[Originally posted approximately November 2013 on our old web site]
Over the last 2 weeks I've worked with a variety of skiers, from junior racers to race parents to PMTS regulars. I've been reminded about the differences between "tipping" and "tipped"...
Tipping: an ongoing movement of the feet and ankles throughout the arc of the turn; raising the arch of the inside foot more and more throughout the arc of the turn.
Tipped: tipping the feet at the beginning of the turn; riding the edges through the rest of the turn without actively tipping the feet any further.
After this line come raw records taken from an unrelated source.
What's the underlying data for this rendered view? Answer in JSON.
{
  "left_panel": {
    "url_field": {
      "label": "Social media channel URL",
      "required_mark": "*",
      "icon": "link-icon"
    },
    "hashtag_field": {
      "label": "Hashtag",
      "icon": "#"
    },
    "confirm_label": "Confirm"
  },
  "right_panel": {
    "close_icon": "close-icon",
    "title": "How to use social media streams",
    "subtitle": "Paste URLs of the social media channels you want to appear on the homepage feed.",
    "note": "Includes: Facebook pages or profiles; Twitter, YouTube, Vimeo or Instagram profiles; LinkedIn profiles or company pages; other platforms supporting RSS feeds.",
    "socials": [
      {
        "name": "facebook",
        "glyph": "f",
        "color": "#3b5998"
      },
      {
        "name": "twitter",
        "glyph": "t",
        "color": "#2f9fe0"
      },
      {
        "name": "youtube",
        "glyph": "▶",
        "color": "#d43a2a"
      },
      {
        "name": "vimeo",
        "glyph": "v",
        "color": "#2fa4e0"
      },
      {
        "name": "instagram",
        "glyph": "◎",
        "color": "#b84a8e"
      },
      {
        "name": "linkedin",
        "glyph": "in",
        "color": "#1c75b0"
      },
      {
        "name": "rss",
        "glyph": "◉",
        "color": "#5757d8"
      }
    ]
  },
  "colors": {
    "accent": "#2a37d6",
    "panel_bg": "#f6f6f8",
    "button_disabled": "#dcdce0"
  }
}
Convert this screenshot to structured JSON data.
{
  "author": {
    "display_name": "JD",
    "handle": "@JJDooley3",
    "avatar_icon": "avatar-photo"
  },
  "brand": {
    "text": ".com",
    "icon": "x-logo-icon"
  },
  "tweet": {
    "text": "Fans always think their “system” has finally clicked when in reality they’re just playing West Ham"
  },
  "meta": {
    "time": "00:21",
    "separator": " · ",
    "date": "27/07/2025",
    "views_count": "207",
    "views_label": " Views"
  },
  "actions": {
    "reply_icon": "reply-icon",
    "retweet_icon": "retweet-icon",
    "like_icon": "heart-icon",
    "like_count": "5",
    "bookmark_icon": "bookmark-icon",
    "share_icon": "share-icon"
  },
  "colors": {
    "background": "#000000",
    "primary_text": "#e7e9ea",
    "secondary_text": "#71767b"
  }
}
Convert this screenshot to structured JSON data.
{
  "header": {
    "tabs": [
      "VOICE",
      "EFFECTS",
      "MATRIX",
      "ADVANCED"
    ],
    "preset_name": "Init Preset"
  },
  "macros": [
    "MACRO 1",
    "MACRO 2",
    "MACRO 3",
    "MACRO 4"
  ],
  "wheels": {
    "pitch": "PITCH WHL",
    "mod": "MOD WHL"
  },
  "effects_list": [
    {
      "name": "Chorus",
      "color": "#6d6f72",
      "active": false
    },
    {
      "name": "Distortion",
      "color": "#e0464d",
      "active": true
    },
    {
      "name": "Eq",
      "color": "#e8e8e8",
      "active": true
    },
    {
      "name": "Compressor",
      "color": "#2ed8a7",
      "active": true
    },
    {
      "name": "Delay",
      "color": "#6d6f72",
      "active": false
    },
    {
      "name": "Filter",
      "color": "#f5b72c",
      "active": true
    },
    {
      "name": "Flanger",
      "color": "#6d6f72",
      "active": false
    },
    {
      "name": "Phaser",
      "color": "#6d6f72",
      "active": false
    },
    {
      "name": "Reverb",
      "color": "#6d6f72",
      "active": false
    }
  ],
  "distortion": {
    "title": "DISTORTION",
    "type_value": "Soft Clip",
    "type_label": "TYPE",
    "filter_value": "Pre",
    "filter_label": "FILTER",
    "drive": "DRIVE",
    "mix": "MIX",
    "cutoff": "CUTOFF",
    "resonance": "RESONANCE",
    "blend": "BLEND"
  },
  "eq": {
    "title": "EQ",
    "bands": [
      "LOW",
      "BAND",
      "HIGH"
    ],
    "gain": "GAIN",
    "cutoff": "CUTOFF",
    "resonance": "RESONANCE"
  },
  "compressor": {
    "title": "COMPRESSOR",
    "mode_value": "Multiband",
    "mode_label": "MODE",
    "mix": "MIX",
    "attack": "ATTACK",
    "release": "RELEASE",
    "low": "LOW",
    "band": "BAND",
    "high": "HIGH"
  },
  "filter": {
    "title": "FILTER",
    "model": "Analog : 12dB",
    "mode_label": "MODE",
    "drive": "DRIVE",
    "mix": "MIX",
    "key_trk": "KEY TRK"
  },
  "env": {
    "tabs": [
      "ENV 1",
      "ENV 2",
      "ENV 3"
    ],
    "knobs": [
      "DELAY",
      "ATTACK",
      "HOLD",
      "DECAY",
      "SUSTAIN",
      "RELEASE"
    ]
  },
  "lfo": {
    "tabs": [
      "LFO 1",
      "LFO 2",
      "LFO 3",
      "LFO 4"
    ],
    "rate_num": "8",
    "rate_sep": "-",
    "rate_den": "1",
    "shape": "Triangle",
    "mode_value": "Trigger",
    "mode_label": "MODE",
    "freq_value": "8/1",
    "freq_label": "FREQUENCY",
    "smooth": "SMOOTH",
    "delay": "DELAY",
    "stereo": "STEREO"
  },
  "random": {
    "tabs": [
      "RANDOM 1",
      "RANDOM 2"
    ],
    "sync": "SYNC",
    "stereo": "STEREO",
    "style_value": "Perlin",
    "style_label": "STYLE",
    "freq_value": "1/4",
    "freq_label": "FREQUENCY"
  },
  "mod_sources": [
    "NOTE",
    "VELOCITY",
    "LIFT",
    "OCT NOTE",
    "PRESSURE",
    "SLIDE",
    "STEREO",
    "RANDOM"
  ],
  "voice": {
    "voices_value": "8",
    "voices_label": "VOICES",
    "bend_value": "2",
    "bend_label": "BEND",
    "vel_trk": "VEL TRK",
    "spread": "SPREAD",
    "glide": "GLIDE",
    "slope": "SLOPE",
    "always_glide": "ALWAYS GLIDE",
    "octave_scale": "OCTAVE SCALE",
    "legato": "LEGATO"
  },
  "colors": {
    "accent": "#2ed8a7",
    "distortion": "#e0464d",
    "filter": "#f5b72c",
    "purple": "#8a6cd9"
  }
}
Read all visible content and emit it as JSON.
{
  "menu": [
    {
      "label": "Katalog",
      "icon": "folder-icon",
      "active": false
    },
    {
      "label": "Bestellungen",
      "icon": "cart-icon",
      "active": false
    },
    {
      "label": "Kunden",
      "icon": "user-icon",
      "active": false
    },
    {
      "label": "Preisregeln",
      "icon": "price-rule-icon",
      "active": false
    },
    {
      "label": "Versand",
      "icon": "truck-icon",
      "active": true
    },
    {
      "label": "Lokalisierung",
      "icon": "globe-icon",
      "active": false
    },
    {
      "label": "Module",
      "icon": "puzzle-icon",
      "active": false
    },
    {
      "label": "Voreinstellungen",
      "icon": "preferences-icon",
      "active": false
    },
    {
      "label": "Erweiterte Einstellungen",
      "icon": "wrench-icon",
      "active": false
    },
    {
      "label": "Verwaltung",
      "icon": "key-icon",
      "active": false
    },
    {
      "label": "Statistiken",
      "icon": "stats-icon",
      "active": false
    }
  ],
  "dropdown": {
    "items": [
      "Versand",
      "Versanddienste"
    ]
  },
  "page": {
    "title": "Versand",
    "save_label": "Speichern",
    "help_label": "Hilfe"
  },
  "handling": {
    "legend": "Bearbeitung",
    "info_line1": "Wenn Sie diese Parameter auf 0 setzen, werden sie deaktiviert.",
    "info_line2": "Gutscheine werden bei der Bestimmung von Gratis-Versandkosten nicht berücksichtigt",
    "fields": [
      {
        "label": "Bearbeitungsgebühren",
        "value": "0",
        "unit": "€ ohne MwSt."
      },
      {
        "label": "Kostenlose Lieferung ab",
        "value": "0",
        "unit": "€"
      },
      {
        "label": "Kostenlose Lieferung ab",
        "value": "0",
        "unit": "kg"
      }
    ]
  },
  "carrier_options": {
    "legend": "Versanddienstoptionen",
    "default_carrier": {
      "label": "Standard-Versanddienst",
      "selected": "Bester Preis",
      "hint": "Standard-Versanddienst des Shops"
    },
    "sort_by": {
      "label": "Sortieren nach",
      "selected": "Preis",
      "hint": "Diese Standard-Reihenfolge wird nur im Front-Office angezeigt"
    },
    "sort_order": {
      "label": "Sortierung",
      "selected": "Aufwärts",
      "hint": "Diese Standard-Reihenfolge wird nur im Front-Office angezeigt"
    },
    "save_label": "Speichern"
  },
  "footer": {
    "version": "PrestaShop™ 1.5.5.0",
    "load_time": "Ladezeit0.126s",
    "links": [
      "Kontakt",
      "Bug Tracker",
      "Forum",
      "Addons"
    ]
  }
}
It can be hard to tell the difference, especially if you are first learning how to tip the feet. Because we ski on a hill, as the skis curve through a turn they will automatically arrive at a higher edge angle relative to the snow. Take a ski and hold it flat on the slope as you aim it straight downhill. If you rotate the ski 90 degrees like a compass needle until it points across the hill toward the side of the trail, without any tipping whatsoever it will now have an edge angle equal to the angle of the slope. If the ski is attached to a skier who leans slightly uphill as the ski aims across the slope, then the ski will achieve an edge angle greater than the angle of the hill. "Voila!" the skier thinks, "I must be tipping!" Actually, in this scenario there is no tipping. Many skiers spend their entire time on the slopes achiving minimal ski performance because they ski without any tipping of the feet. The skis slip sideways and it's hard to make short turns.
The PMTS enthusiast knows that tipping the feet -- actively rolling the feet from one side to the other to make the skis roll on edge -- will help them to ski better. Any kind of tipping input of the feet, especially in turn transition, makes the skis turn more easily and controls speed better. Tipping is one component of the Phantom Move that makes it so effective. Once a skier learns the "lift and tilt" initiation of a turn, it's easy to get stuck at that level of performance. The skier does tip the feet to start the turn, but after that there is no further rolling of the feet on edge. This is what I called "tipped" rather than "tipping". The performance of the skis is far better than in the first scenario -- they turn more quickly and more easily, the turns become tighter, and speed control is improved. However, another level of performance is still available...
With more focus, the PMTS skier learns to increase the angle of the feet to the snow as the skis curve through the turn: "tipping". You can think of this in different ways... "start, more, most"; "small, medium, large"; "one, two, three". Each set of words represents the tipping angle of the feet from beginning through the middle to near the end of the turn.
Try this in bare feet as you sit on a chair: start with the feet flat on the floor; tip them to the right by lifting up on the arch/big-toe side of the right foot and the outside edge/little-toe side of the left foot. Emphasize the foot that tips toward its outside edge, as this will have the best effect on snow. Start with a small gap under the lifted edge of each foot (maybe 1/8" or 2 mm), then double it (1/4" or 4 mm), then triple it. Try keeping the knees in place and the shins vertical, at least as you start the tipping. This ensures that you are tipping the feet, not just moving the upper legs. Repeat to the left.
Try it again while wearing your ski boots. With tight boots, any tipping of the feet will result in the boots tipping on edge - that's the idea! However, you still want to lift the edges of the feet just as you did in bare feet. Tipping the feet moves the ankles into contact with the ski boot; merely leaning the shins back and forth does not. Again, do it as three stages: "start, more, most"; "lift, double, triple". Practice it to both sides.
Now, make some turns on easy terrain. Use your feet exactly as you have practiced, tipping from side to side in three stages. Remember to emphasize the inside foot, the one that tips to its outside or little-toe edge. The more that you continue tipping through the turn, the tighter the turn you will achieve, the better the speed control, and potentially the more you will carve the snow.
Want to learn and practice more?
Read more about tipping in Chapter 2 of our book Essentials of Skiing.
Watch Harald as he demonstrates tipping on snow in this YouTube video...